Peter is greeted on the shores of Galilee with the scent of his most shameful memory.
How must he have felt in that moment? The rabbi he had followed for more than three years and the one whom he had denied ever knowing in his time of greatest need, stoking an anthrakia flame on a cold beach.
Does Jesus rebuke Peter? Scold him? Give him a lecture on faith and loyalty?
No. Jesus asks Peter a question.
“Peter,” he says, a warm smile playing across his lips. “Do you love me?”
“Yes, Lord,” Peter croaks out, tears glinting in the corners of his eyes. “You know all things. You know that I love you.”
And then they eat breakfast on the beach.
If we wish to become a hospitable people, we have to understand that we all come to the table broken.
Sometimes we are Mephibosheth – crippled, bitter, and forgotten.
Or we are Zacchaeus, the tax collector – despised, dishonest, and ostracized.
Or we are the unnamed prostitute – abused, objectified, and unwelcome.
Or we are Peter – vulnerable, frightened, and shameful.
We all come to the table broken.
But that is kind of the point.
And because of that, we all have a place at the Lord’s table.
Addendum: Where Do We Go From Here
This all sounds great, you might be thinking. But how do I put this into practice?
The good news is that hospitality doesn’t have to be complicated or stressful.
But like any lost art, hospitality has a bit of a learning curve.
So make it easy for yourself and start by inviting some of your friends over for dinner. Learn to cook a couple of dishes well and buy some bottles of wine (or sparkling grape juice, if you don’t wish to drink alcohol).

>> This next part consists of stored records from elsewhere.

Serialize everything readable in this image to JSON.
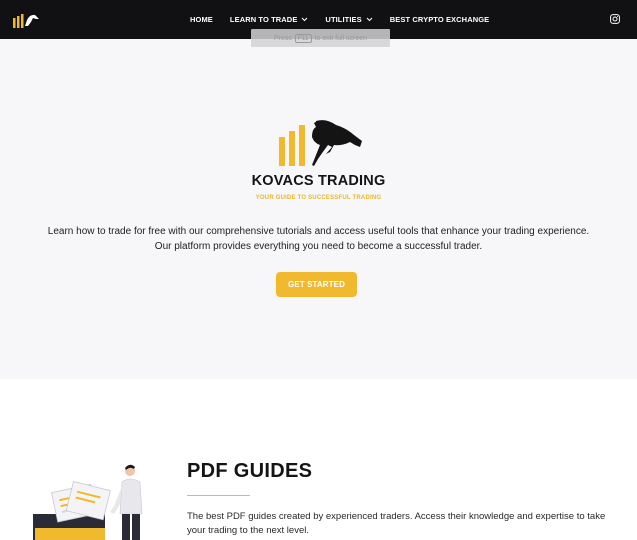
{
  "nav": {
    "items": [
      {
        "label": "HOME",
        "has_dropdown": false
      },
      {
        "label": "LEARN TO TRADE",
        "has_dropdown": true
      },
      {
        "label": "UTILITIES",
        "has_dropdown": true
      },
      {
        "label": "BEST CRYPTO EXCHANGE",
        "has_dropdown": false
      }
    ],
    "right_icon": "instagram-icon"
  },
  "fullscreen_hint": {
    "prefix": "Press",
    "key": "F11",
    "suffix": "to exit full screen"
  },
  "hero": {
    "brand": "KOVACS TRADING",
    "tagline": "YOUR GUIDE TO SUCCESSFUL TRADING",
    "text_line1": "Learn how to trade for free with our comprehensive tutorials and access useful tools that enhance your trading experience.",
    "text_line2": "Our platform provides everything you need to become a successful trader.",
    "cta": "GET STARTED"
  },
  "pdf_section": {
    "title": "PDF GUIDES",
    "text": "The best PDF guides created by experienced traders. Access their knowledge and expertise to take your trading to the next level."
  },
  "colors": {
    "accent": "#f1b92e",
    "nav_bg": "#111113",
    "hero_bg": "#f7f7f9"
  }
}
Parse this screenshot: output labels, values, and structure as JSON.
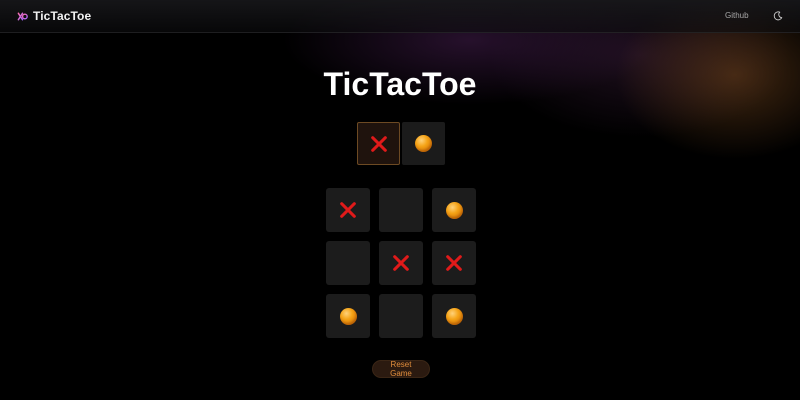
{
  "header": {
    "brand": "TicTacToe",
    "brand_icon": "xo-logo-icon",
    "nav_link": "Github",
    "theme_icon": "moon-icon"
  },
  "title": "TicTacToe",
  "player_selector": {
    "options": [
      "X",
      "O"
    ],
    "selected": "X"
  },
  "board": {
    "rows": [
      [
        "X",
        "",
        "O"
      ],
      [
        "",
        "X",
        "X"
      ],
      [
        "O",
        "",
        "O"
      ]
    ]
  },
  "reset_label": "Reset Game",
  "colors": {
    "x_mark": "#e01a1a",
    "o_mark": "#f5a316",
    "accent": "#e08d3c",
    "tile": "#1c1c1c"
  }
}
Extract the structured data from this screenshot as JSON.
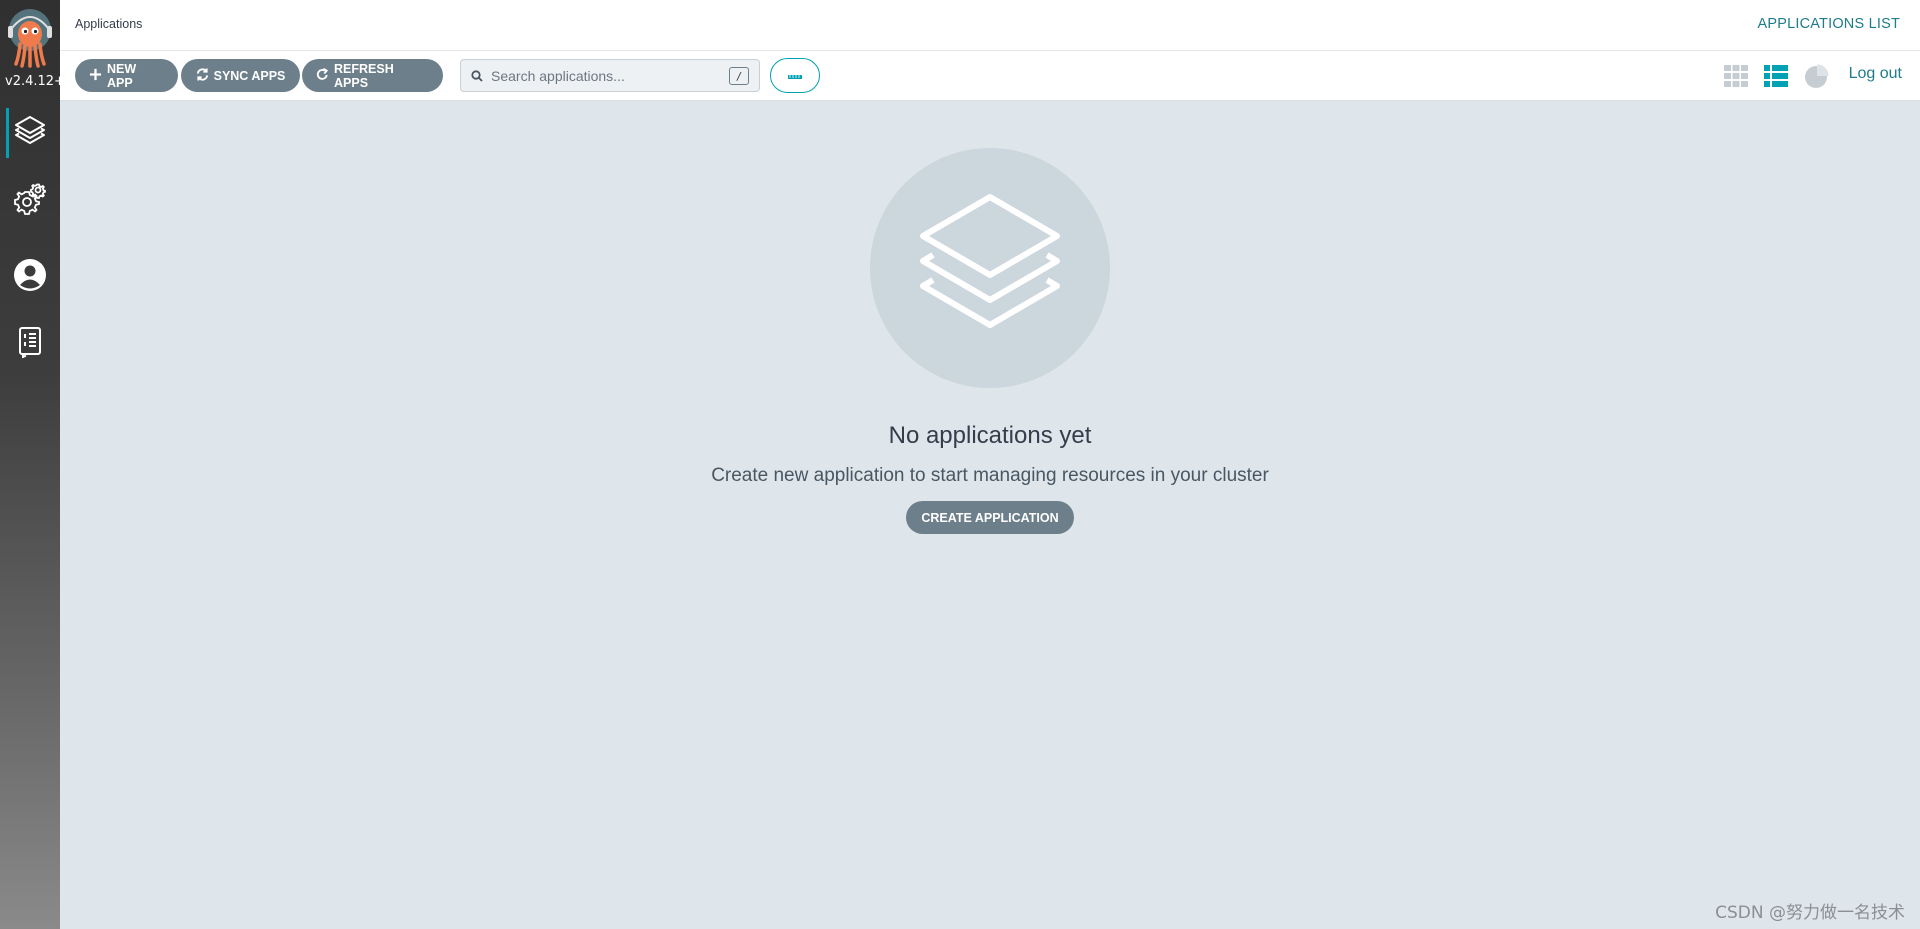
{
  "sidebar": {
    "version": "v2.4.12+",
    "items": [
      {
        "name": "applications",
        "icon": "layers-icon"
      },
      {
        "name": "settings",
        "icon": "gear-icon"
      },
      {
        "name": "user-info",
        "icon": "user-icon"
      },
      {
        "name": "documentation",
        "icon": "docs-icon"
      }
    ]
  },
  "header": {
    "breadcrumb": "Applications",
    "page_title": "APPLICATIONS LIST"
  },
  "toolbar": {
    "new_app_label": "NEW APP",
    "sync_apps_label": "SYNC APPS",
    "refresh_apps_label": "REFRESH APPS",
    "search_placeholder": "Search applications...",
    "search_shortcut": "/",
    "logout_label": "Log out",
    "views": [
      "tiles-view-icon",
      "list-view-icon",
      "summary-pie-icon"
    ],
    "active_view": "list-view-icon"
  },
  "empty_state": {
    "title": "No applications yet",
    "subtitle": "Create new application to start managing resources in your cluster",
    "create_label": "CREATE APPLICATION"
  },
  "watermark": "CSDN @努力做一名技术",
  "colors": {
    "accent": "#00a2b3",
    "link": "#1f7c8a",
    "button": "#6d7f8b",
    "background": "#dee6eb"
  }
}
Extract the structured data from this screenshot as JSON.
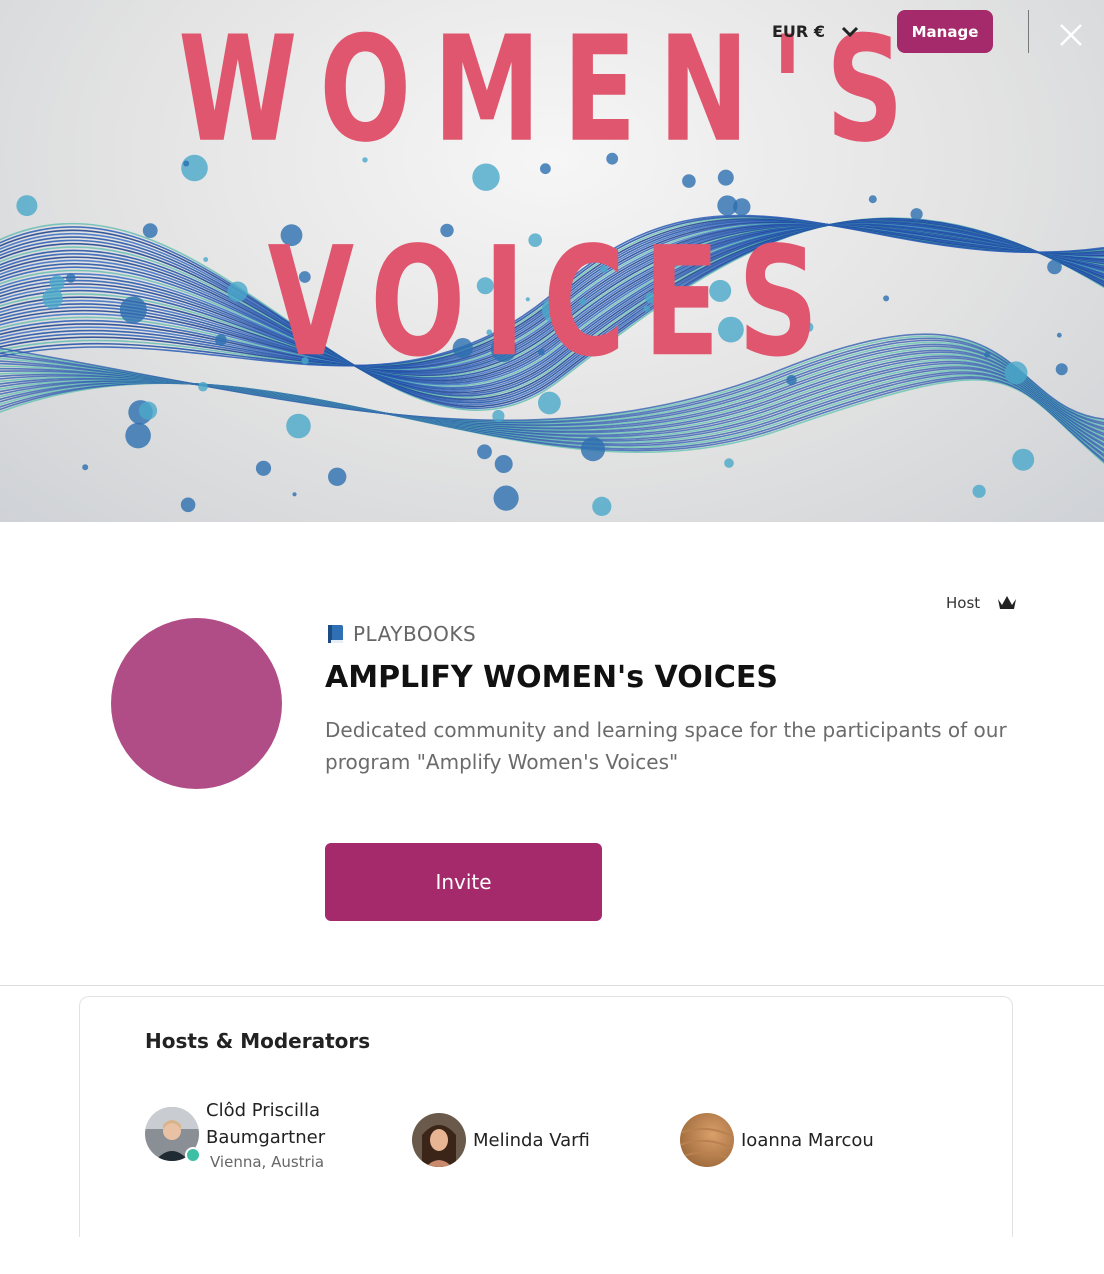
{
  "header": {
    "banner_line1": "WOMEN'S",
    "banner_line2": "VOICES",
    "currency_label": "EUR €",
    "manage_label": "Manage",
    "icons": {
      "currency": "chevron-down-icon",
      "close": "close-icon"
    }
  },
  "group": {
    "host_label": "Host",
    "host_icon": "crown-icon",
    "category_icon": "blue-book-icon",
    "category": "PLAYBOOKS",
    "title": "AMPLIFY WOMEN's VOICES",
    "description": "Dedicated community and learning space for the participants of our program \"Amplify Women's Voices\"",
    "avatar_color": "#b14d86",
    "invite_label": "Invite"
  },
  "hosts": {
    "heading": "Hosts & Moderators",
    "members": [
      {
        "name_line1": "Clôd Priscilla",
        "name_line2": "Baumgartner",
        "location": "Vienna, Austria",
        "online": true
      },
      {
        "name": "Melinda Varfi"
      },
      {
        "name": "Ioanna Marcou"
      }
    ]
  },
  "colors": {
    "accent": "#a52a6b",
    "banner_text": "#e0566f",
    "online": "#3dbfa6"
  }
}
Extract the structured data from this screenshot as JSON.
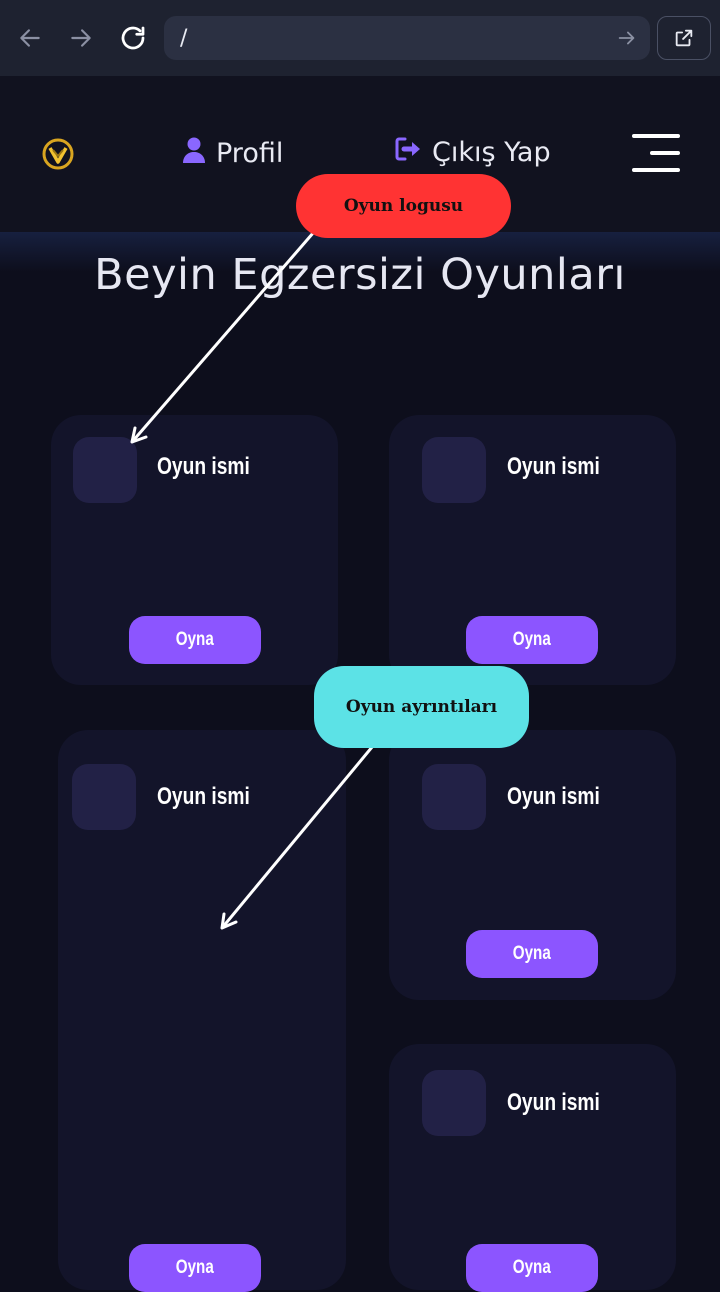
{
  "browser": {
    "url": "/",
    "icons": [
      "back-icon",
      "forward-icon",
      "reload-icon",
      "go-icon",
      "open-external-icon"
    ]
  },
  "header": {
    "profile_label": "Profil",
    "logout_label": "Çıkış Yap",
    "icons": [
      "site-logo-icon",
      "user-icon",
      "logout-icon",
      "hamburger-menu-icon"
    ]
  },
  "page": {
    "title": "Beyin Egzersizi Oyunları"
  },
  "games": [
    {
      "name": "Oyun ismi",
      "button": "Oyna"
    },
    {
      "name": "Oyun ismi",
      "button": "Oyna"
    },
    {
      "name": "Oyun ismi",
      "button": "Oyna"
    },
    {
      "name": "Oyun ismi",
      "button": "Oyna"
    },
    {
      "name": "Oyun ismi",
      "button": "Oyna"
    }
  ],
  "annotations": {
    "logo_callout": "Oyun logusu",
    "details_callout": "Oyun ayrıntıları"
  },
  "colors": {
    "background": "#0d0e1c",
    "card": "#13142a",
    "logo_placeholder": "#222146",
    "accent": "#8c55ff",
    "logo_callout": "#ff3333",
    "details_callout": "#5ce2e6"
  }
}
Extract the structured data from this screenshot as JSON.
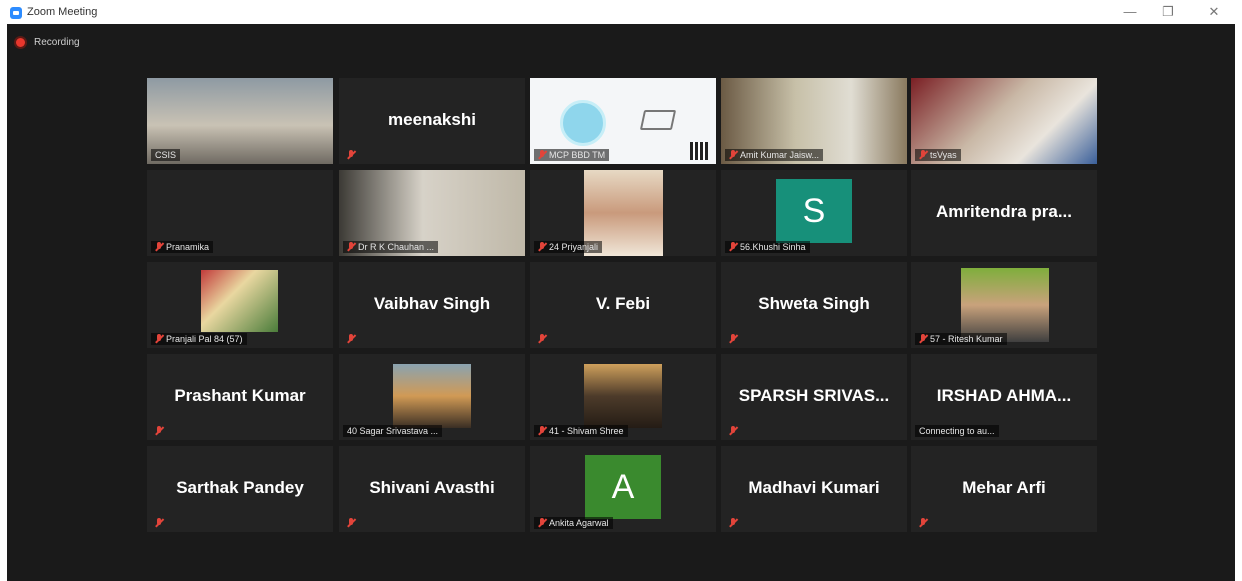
{
  "window": {
    "title": "Zoom Meeting",
    "minimize": "—",
    "restore": "❐",
    "close": "✕"
  },
  "recording": {
    "label": "Recording"
  },
  "tiles": [
    {
      "kind": "video",
      "caption": "CSIS",
      "muted": false,
      "active": true
    },
    {
      "kind": "name",
      "name": "meenakshi",
      "caption": "",
      "muted": true
    },
    {
      "kind": "screen",
      "caption": "MCP BBD TM",
      "muted": true
    },
    {
      "kind": "video",
      "caption": "Amit Kumar Jaisw...",
      "muted": true
    },
    {
      "kind": "video",
      "caption": "tsVyas",
      "muted": true
    },
    {
      "kind": "blank",
      "caption": "Pranamika",
      "muted": true
    },
    {
      "kind": "video",
      "caption": "Dr R K Chauhan ...",
      "muted": true
    },
    {
      "kind": "photo",
      "caption": "24 Priyanjali",
      "muted": true
    },
    {
      "kind": "avatar",
      "letter": "S",
      "avatar_color": "#17907a",
      "caption": "56.Khushi Sinha",
      "muted": true
    },
    {
      "kind": "name",
      "name": "Amritendra pra...",
      "caption": "",
      "muted": false
    },
    {
      "kind": "photo",
      "caption": "Pranjali Pal 84 (57)",
      "muted": true
    },
    {
      "kind": "name",
      "name": "Vaibhav Singh",
      "caption": "",
      "muted": true
    },
    {
      "kind": "name",
      "name": "V. Febi",
      "caption": "",
      "muted": true
    },
    {
      "kind": "name",
      "name": "Shweta Singh",
      "caption": "",
      "muted": true
    },
    {
      "kind": "photo",
      "caption": "57 - Ritesh Kumar",
      "muted": true
    },
    {
      "kind": "name",
      "name": "Prashant Kumar",
      "caption": "",
      "muted": true
    },
    {
      "kind": "photo",
      "caption": "40 Sagar Srivastava ...",
      "muted": false
    },
    {
      "kind": "photo",
      "caption": "41 - Shivam Shree",
      "muted": true
    },
    {
      "kind": "name",
      "name": "SPARSH SRIVAS...",
      "caption": "",
      "muted": true
    },
    {
      "kind": "name",
      "name": "IRSHAD AHMA...",
      "caption": "Connecting to au...",
      "muted": false
    },
    {
      "kind": "name",
      "name": "Sarthak Pandey",
      "caption": "",
      "muted": true
    },
    {
      "kind": "name",
      "name": "Shivani Avasthi",
      "caption": "",
      "muted": true
    },
    {
      "kind": "avatar",
      "letter": "A",
      "avatar_color": "#3a8a2e",
      "caption": "Ankita Agarwal",
      "muted": true
    },
    {
      "kind": "name",
      "name": "Madhavi Kumari",
      "caption": "",
      "muted": true
    },
    {
      "kind": "name",
      "name": "Mehar Arfi",
      "caption": "",
      "muted": true
    }
  ]
}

After you’ve grown comfortable with that, expand your reach. Invite over a co-worker or a neighbor. As you become accustomed to the rhythms of conversations and table fellowship, begin to challenge yourself. Host someone who is from a different religious background or grew up in a different country.
And if you’re worried about your living situation or life stage, don’t fret.
Whether you’re single, engaged, or married and no matter if you live in a studio apartment, duplex, or dorm room, God can still use you and your living space.
Don’t offer excuses. Explore possibilities.
I think a lot of Christians experience anxiety when the notion of hospitality gets brought up because they believe they have to give a full-on Gospel presentation when the conversation lags.
But the goal of hospitality isn’t conversion.
If an opportunity presents itself to talk about Jesus, then, by all means, take it. But don’t manufacture moments and treat people like notches in your spiritual belt.
Sometimes one of the most life-enriching gifts you can give someone is simply being present in the moment and listening to them speak.
Understand that the very act of breaking bread and sharing a meal is a profoundly spiritual act that has bound people together across generations, cultures, and religious beliefs.
Or, as John Piper puts it:
When we practice hospitality, we experience the thrill of feeling God’s power conquer our fears and our stinginess and all the psychological gravity of our self-centeredness. And there are few joys, if any, greater than the joy of experiencing the liberating power of God’s hospitality making us a new and radically different kind of people, who love to reflect the glory of his grace as we extend it to others in all kinds of hospitality.”